» **Records supplied**:
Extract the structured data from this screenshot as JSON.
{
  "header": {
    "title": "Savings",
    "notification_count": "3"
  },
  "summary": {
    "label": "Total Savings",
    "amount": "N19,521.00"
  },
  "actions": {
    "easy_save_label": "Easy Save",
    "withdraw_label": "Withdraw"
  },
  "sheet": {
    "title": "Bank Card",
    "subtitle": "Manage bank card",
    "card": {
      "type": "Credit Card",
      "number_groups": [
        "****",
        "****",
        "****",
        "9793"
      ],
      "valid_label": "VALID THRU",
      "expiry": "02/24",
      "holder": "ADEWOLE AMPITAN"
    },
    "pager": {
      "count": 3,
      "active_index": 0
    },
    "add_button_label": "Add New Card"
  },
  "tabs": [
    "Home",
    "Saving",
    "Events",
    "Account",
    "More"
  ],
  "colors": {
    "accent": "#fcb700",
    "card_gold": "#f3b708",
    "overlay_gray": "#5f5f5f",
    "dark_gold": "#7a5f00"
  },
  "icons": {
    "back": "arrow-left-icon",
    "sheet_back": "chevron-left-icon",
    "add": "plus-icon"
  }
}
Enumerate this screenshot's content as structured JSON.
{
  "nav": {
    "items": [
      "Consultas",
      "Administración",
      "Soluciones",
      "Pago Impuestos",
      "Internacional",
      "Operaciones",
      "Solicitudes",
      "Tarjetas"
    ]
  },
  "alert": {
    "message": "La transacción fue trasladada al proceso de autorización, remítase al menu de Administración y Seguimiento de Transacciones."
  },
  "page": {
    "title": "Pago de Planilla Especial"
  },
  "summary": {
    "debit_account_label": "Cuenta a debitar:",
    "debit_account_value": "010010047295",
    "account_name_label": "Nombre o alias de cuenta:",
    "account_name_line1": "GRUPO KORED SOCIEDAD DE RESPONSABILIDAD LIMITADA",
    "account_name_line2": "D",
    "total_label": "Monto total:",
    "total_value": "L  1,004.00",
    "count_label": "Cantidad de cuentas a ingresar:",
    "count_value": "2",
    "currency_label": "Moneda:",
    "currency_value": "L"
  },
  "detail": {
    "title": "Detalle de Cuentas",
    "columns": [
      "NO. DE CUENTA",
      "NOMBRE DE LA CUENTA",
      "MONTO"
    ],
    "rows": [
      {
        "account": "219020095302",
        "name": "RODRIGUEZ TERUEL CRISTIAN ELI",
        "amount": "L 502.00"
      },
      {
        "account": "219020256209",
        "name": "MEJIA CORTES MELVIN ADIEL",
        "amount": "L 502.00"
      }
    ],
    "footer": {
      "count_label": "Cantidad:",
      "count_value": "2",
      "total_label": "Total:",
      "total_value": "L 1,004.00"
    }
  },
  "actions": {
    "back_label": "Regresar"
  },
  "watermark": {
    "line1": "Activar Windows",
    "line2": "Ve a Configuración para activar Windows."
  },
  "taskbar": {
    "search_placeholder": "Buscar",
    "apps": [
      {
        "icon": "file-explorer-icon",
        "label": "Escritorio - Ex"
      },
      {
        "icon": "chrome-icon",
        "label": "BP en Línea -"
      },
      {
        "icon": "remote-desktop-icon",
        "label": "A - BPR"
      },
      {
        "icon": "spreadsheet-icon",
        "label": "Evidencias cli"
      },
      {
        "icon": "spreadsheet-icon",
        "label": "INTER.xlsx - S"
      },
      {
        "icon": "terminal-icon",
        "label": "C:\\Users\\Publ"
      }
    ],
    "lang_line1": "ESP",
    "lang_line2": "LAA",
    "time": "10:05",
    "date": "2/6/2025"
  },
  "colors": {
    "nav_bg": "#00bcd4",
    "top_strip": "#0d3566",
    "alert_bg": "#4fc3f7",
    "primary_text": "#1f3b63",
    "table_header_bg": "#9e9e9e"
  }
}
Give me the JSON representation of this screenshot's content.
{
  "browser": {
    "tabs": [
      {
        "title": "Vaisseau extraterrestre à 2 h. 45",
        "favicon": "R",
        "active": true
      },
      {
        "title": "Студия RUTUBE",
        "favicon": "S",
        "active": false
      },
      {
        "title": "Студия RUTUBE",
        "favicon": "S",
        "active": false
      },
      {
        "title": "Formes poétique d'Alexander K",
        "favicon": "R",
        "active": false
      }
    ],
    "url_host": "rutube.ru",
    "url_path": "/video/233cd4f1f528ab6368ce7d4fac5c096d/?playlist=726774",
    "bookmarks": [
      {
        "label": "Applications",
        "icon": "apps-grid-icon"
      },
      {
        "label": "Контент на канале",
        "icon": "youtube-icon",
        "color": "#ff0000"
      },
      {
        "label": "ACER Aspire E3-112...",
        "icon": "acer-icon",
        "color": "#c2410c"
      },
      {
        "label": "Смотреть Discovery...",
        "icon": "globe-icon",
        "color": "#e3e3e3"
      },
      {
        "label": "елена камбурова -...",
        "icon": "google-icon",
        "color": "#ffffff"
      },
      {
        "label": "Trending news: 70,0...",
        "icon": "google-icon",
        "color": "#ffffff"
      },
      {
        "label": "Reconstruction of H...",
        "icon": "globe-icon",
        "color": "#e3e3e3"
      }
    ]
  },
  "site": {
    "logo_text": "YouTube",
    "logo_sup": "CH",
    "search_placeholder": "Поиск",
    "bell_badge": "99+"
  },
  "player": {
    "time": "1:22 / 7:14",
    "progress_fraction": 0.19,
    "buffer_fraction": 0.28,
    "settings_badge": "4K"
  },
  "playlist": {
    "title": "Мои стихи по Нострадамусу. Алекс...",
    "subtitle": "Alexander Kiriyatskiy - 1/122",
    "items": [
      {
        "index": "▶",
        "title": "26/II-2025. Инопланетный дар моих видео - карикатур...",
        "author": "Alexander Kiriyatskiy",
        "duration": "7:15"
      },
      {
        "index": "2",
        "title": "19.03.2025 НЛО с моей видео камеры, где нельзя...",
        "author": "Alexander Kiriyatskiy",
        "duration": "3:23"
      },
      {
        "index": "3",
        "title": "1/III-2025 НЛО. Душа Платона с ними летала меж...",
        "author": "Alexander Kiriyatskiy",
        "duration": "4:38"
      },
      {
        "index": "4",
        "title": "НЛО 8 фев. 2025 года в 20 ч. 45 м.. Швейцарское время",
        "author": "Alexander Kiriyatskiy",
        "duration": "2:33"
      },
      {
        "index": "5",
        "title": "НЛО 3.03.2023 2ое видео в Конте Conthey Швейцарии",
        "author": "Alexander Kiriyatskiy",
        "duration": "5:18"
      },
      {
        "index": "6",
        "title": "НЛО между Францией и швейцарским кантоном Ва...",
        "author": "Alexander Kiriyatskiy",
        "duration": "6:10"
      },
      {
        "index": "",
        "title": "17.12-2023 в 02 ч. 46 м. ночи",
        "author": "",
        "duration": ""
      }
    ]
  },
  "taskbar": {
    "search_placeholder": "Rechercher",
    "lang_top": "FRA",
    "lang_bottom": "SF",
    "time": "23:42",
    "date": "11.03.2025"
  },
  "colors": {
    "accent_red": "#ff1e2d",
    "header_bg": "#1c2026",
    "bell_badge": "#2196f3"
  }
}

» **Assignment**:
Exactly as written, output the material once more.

» **Finished exercise**:
Extract the structured data from this screenshot as JSON.
{
  "header": {
    "title": "Savings",
    "notification_count": "3"
  },
  "summary": {
    "label": "Total Savings",
    "amount": "N19,521.00"
  },
  "actions": {
    "easy_save_label": "Easy Save",
    "withdraw_label": "Withdraw"
  },
  "sheet": {
    "title": "Bank Card",
    "subtitle": "Manage bank card",
    "card": {
      "type": "Credit Card",
      "number_groups": [
        "****",
        "****",
        "****",
        "9793"
      ],
      "valid_label": "VALID THRU",
      "expiry": "02/24",
      "holder": "ADEWOLE AMPITAN"
    },
    "pager": {
      "count": 3,
      "active_index": 0
    },
    "add_button_label": "Add New Card"
  },
  "tabs": [
    "Home",
    "Saving",
    "Events",
    "Account",
    "More"
  ],
  "colors": {
    "accent": "#fcb700",
    "card_gold": "#f3b708",
    "overlay_gray": "#5f5f5f",
    "dark_gold": "#7a5f00"
  },
  "icons": {
    "back": "arrow-left-icon",
    "sheet_back": "chevron-left-icon",
    "add": "plus-icon"
  }
}
Enumerate this screenshot's content as structured JSON.
{
  "nav": {
    "items": [
      "Consultas",
      "Administración",
      "Soluciones",
      "Pago Impuestos",
      "Internacional",
      "Operaciones",
      "Solicitudes",
      "Tarjetas"
    ]
  },
  "alert": {
    "message": "La transacción fue trasladada al proceso de autorización, remítase al menu de Administración y Seguimiento de Transacciones."
  },
  "page": {
    "title": "Pago de Planilla Especial"
  },
  "summary": {
    "debit_account_label": "Cuenta a debitar:",
    "debit_account_value": "010010047295",
    "account_name_label": "Nombre o alias de cuenta:",
    "account_name_line1": "GRUPO KORED SOCIEDAD DE RESPONSABILIDAD LIMITADA",
    "account_name_line2": "D",
    "total_label": "Monto total:",
    "total_value": "L  1,004.00",
    "count_label": "Cantidad de cuentas a ingresar:",
    "count_value": "2",
    "currency_label": "Moneda:",
    "currency_value": "L"
  },
  "detail": {
    "title": "Detalle de Cuentas",
    "columns": [
      "NO. DE CUENTA",
      "NOMBRE DE LA CUENTA",
      "MONTO"
    ],
    "rows": [
      {
        "account": "219020095302",
        "name": "RODRIGUEZ TERUEL CRISTIAN ELI",
        "amount": "L 502.00"
      },
      {
        "account": "219020256209",
        "name": "MEJIA CORTES MELVIN ADIEL",
        "amount": "L 502.00"
      }
    ],
    "footer": {
      "count_label": "Cantidad:",
      "count_value": "2",
      "total_label": "Total:",
      "total_value": "L 1,004.00"
    }
  },
  "actions": {
    "back_label": "Regresar"
  },
  "watermark": {
    "line1": "Activar Windows",
    "line2": "Ve a Configuración para activar Windows."
  },
  "taskbar": {
    "search_placeholder": "Buscar",
    "apps": [
      {
        "icon": "file-explorer-icon",
        "label": "Escritorio - Ex"
      },
      {
        "icon": "chrome-icon",
        "label": "BP en Línea -"
      },
      {
        "icon": "remote-desktop-icon",
        "label": "A - BPR"
      },
      {
        "icon": "spreadsheet-icon",
        "label": "Evidencias cli"
      },
      {
        "icon": "spreadsheet-icon",
        "label": "INTER.xlsx - S"
      },
      {
        "icon": "terminal-icon",
        "label": "C:\\Users\\Publ"
      }
    ],
    "lang_line1": "ESP",
    "lang_line2": "LAA",
    "time": "10:05",
    "date": "2/6/2025"
  },
  "colors": {
    "nav_bg": "#00bcd4",
    "top_strip": "#0d3566",
    "alert_bg": "#4fc3f7",
    "primary_text": "#1f3b63",
    "table_header_bg": "#9e9e9e"
  }
}
Give me the JSON representation of this screenshot's content.
{
  "browser": {
    "tabs": [
      {
        "title": "Vaisseau extraterrestre à 2 h. 45",
        "favicon": "R",
        "active": true
      },
      {
        "title": "Студия RUTUBE",
        "favicon": "S",
        "active": false
      },
      {
        "title": "Студия RUTUBE",
        "favicon": "S",
        "active": false
      },
      {
        "title": "Formes poétique d'Alexander K",
        "favicon": "R",
        "active": false
      }
    ],
    "url_host": "rutube.ru",
    "url_path": "/video/233cd4f1f528ab6368ce7d4fac5c096d/?playlist=726774",
    "bookmarks": [
      {
        "label": "Applications",
        "icon": "apps-grid-icon"
      },
      {
        "label": "Контент на канале",
        "icon": "youtube-icon",
        "color": "#ff0000"
      },
      {
        "label": "ACER Aspire E3-112...",
        "icon": "acer-icon",
        "color": "#c2410c"
      },
      {
        "label": "Смотреть Discovery...",
        "icon": "globe-icon",
        "color": "#e3e3e3"
      },
      {
        "label": "елена камбурова -...",
        "icon": "google-icon",
        "color": "#ffffff"
      },
      {
        "label": "Trending news: 70,0...",
        "icon": "google-icon",
        "color": "#ffffff"
      },
      {
        "label": "Reconstruction of H...",
        "icon": "globe-icon",
        "color": "#e3e3e3"
      }
    ]
  },
  "site": {
    "logo_text": "YouTube",
    "logo_sup": "CH",
    "search_placeholder": "Поиск",
    "bell_badge": "99+"
  },
  "player": {
    "time": "1:22 / 7:14",
    "progress_fraction": 0.19,
    "buffer_fraction": 0.28,
    "settings_badge": "4K"
  },
  "playlist": {
    "title": "Мои стихи по Нострадамусу. Алекс...",
    "subtitle": "Alexander Kiriyatskiy - 1/122",
    "items": [
      {
        "index": "▶",
        "title": "26/II-2025. Инопланетный дар моих видео - карикатур...",
        "author": "Alexander Kiriyatskiy",
        "duration": "7:15"
      },
      {
        "index": "2",
        "title": "19.03.2025 НЛО с моей видео камеры, где нельзя...",
        "author": "Alexander Kiriyatskiy",
        "duration": "3:23"
      },
      {
        "index": "3",
        "title": "1/III-2025 НЛО. Душа Платона с ними летала меж...",
        "author": "Alexander Kiriyatskiy",
        "duration": "4:38"
      },
      {
        "index": "4",
        "title": "НЛО 8 фев. 2025 года в 20 ч. 45 м.. Швейцарское время",
        "author": "Alexander Kiriyatskiy",
        "duration": "2:33"
      },
      {
        "index": "5",
        "title": "НЛО 3.03.2023 2ое видео в Конте Conthey Швейцарии",
        "author": "Alexander Kiriyatskiy",
        "duration": "5:18"
      },
      {
        "index": "6",
        "title": "НЛО между Францией и швейцарским кантоном Ва...",
        "author": "Alexander Kiriyatskiy",
        "duration": "6:10"
      },
      {
        "index": "",
        "title": "17.12-2023 в 02 ч. 46 м. ночи",
        "author": "",
        "duration": ""
      }
    ]
  },
  "taskbar": {
    "search_placeholder": "Rechercher",
    "lang_top": "FRA",
    "lang_bottom": "SF",
    "time": "23:42",
    "date": "11.03.2025"
  },
  "colors": {
    "accent_red": "#ff1e2d",
    "header_bg": "#1c2026",
    "bell_badge": "#2196f3"
  }
}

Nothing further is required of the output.